▸ Prompt:
Every record listed below should be copied exactly.

☆ ☆ ☆ ☆

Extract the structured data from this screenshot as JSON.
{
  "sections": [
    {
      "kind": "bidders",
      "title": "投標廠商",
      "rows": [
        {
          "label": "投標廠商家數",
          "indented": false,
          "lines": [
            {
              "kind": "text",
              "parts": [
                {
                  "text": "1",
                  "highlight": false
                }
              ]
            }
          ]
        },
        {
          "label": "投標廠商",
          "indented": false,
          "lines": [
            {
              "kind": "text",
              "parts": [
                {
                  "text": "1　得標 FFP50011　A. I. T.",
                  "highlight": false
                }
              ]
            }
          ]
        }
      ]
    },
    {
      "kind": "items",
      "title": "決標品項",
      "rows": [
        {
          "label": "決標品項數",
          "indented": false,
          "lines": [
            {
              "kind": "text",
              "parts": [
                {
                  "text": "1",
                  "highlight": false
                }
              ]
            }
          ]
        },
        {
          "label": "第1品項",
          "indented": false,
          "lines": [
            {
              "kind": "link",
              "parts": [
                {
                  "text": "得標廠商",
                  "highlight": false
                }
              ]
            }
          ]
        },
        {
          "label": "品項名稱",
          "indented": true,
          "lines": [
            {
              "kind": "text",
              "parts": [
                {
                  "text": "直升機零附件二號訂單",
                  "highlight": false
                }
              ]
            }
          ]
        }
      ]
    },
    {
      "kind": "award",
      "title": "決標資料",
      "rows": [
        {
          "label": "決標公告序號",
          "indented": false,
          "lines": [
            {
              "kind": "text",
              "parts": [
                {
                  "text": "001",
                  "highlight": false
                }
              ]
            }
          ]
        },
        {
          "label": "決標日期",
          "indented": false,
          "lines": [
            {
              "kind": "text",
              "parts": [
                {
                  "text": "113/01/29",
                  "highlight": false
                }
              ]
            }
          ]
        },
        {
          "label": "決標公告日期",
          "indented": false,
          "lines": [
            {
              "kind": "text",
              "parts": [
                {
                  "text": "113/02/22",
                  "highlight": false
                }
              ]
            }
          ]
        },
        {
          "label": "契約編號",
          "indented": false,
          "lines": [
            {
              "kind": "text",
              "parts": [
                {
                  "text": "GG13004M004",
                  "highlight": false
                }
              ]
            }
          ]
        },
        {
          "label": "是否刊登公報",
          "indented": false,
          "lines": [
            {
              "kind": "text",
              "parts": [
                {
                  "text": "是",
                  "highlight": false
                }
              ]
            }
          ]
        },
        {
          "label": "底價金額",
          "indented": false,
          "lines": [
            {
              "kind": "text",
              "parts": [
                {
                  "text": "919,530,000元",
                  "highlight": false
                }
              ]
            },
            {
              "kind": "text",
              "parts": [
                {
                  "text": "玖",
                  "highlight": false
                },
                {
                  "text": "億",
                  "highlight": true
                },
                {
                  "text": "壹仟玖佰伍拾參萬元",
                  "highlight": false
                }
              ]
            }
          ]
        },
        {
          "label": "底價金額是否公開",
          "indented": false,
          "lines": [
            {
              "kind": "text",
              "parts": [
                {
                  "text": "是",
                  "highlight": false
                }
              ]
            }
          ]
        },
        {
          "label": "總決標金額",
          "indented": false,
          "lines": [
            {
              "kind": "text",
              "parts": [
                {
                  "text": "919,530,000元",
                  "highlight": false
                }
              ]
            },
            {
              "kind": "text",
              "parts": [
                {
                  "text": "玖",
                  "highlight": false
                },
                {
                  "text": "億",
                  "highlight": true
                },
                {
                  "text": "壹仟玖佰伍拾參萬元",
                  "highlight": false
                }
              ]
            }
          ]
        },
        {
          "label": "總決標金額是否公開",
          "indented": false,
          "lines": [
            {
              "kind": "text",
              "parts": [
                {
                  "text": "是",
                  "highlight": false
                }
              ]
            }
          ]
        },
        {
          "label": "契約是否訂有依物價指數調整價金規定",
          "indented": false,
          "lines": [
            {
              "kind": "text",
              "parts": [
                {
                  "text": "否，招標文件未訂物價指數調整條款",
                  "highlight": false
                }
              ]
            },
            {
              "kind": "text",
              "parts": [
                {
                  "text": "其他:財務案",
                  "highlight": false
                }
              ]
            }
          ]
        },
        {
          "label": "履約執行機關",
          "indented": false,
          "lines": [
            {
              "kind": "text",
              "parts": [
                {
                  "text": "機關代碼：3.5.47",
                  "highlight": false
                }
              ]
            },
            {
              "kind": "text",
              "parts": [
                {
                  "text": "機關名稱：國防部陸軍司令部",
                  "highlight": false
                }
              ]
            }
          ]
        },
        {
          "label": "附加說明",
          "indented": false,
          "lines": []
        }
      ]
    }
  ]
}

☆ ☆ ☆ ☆

▸ Exercise result:
Extract the structured data from this screenshot as JSON.
{
  "sections": [
    {
      "kind": "bidders",
      "title": "投標廠商",
      "rows": [
        {
          "label": "投標廠商家數",
          "indented": false,
          "lines": [
            {
              "kind": "text",
              "parts": [
                {
                  "text": "1",
                  "highlight": false
                }
              ]
            }
          ]
        },
        {
          "label": "投標廠商",
          "indented": false,
          "lines": [
            {
              "kind": "text",
              "parts": [
                {
                  "text": "1　得標 FFP50011　A. I. T.",
                  "highlight": false
                }
              ]
            }
          ]
        }
      ]
    },
    {
      "kind": "items",
      "title": "決標品項",
      "rows": [
        {
          "label": "決標品項數",
          "indented": false,
          "lines": [
            {
              "kind": "text",
              "parts": [
                {
                  "text": "1",
                  "highlight": false
                }
              ]
            }
          ]
        },
        {
          "label": "第1品項",
          "indented": false,
          "lines": [
            {
              "kind": "link",
              "parts": [
                {
                  "text": "得標廠商",
                  "highlight": false
                }
              ]
            }
          ]
        },
        {
          "label": "品項名稱",
          "indented": true,
          "lines": [
            {
              "kind": "text",
              "parts": [
                {
                  "text": "直升機零附件二號訂單",
                  "highlight": false
                }
              ]
            }
          ]
        }
      ]
    },
    {
      "kind": "award",
      "title": "決標資料",
      "rows": [
        {
          "label": "決標公告序號",
          "indented": false,
          "lines": [
            {
              "kind": "text",
              "parts": [
                {
                  "text": "001",
                  "highlight": false
                }
              ]
            }
          ]
        },
        {
          "label": "決標日期",
          "indented": false,
          "lines": [
            {
              "kind": "text",
              "parts": [
                {
                  "text": "113/01/29",
                  "highlight": false
                }
              ]
            }
          ]
        },
        {
          "label": "決標公告日期",
          "indented": false,
          "lines": [
            {
              "kind": "text",
              "parts": [
                {
                  "text": "113/02/22",
                  "highlight": false
                }
              ]
            }
          ]
        },
        {
          "label": "契約編號",
          "indented": false,
          "lines": [
            {
              "kind": "text",
              "parts": [
                {
                  "text": "GG13004M004",
                  "highlight": false
                }
              ]
            }
          ]
        },
        {
          "label": "是否刊登公報",
          "indented": false,
          "lines": [
            {
              "kind": "text",
              "parts": [
                {
                  "text": "是",
                  "highlight": false
                }
              ]
            }
          ]
        },
        {
          "label": "底價金額",
          "indented": false,
          "lines": [
            {
              "kind": "text",
              "parts": [
                {
                  "text": "919,530,000元",
                  "highlight": false
                }
              ]
            },
            {
              "kind": "text",
              "parts": [
                {
                  "text": "玖",
                  "highlight": false
                },
                {
                  "text": "億",
                  "highlight": true
                },
                {
                  "text": "壹仟玖佰伍拾參萬元",
                  "highlight": false
                }
              ]
            }
          ]
        },
        {
          "label": "底價金額是否公開",
          "indented": false,
          "lines": [
            {
              "kind": "text",
              "parts": [
                {
                  "text": "是",
                  "highlight": false
                }
              ]
            }
          ]
        },
        {
          "label": "總決標金額",
          "indented": false,
          "lines": [
            {
              "kind": "text",
              "parts": [
                {
                  "text": "919,530,000元",
                  "highlight": false
                }
              ]
            },
            {
              "kind": "text",
              "parts": [
                {
                  "text": "玖",
                  "highlight": false
                },
                {
                  "text": "億",
                  "highlight": true
                },
                {
                  "text": "壹仟玖佰伍拾參萬元",
                  "highlight": false
                }
              ]
            }
          ]
        },
        {
          "label": "總決標金額是否公開",
          "indented": false,
          "lines": [
            {
              "kind": "text",
              "parts": [
                {
                  "text": "是",
                  "highlight": false
                }
              ]
            }
          ]
        },
        {
          "label": "契約是否訂有依物價指數調整價金規定",
          "indented": false,
          "lines": [
            {
              "kind": "text",
              "parts": [
                {
                  "text": "否，招標文件未訂物價指數調整條款",
                  "highlight": false
                }
              ]
            },
            {
              "kind": "text",
              "parts": [
                {
                  "text": "其他:財務案",
                  "highlight": false
                }
              ]
            }
          ]
        },
        {
          "label": "履約執行機關",
          "indented": false,
          "lines": [
            {
              "kind": "text",
              "parts": [
                {
                  "text": "機關代碼：3.5.47",
                  "highlight": false
                }
              ]
            },
            {
              "kind": "text",
              "parts": [
                {
                  "text": "機關名稱：國防部陸軍司令部",
                  "highlight": false
                }
              ]
            }
          ]
        },
        {
          "label": "附加說明",
          "indented": false,
          "lines": []
        }
      ]
    }
  ]
}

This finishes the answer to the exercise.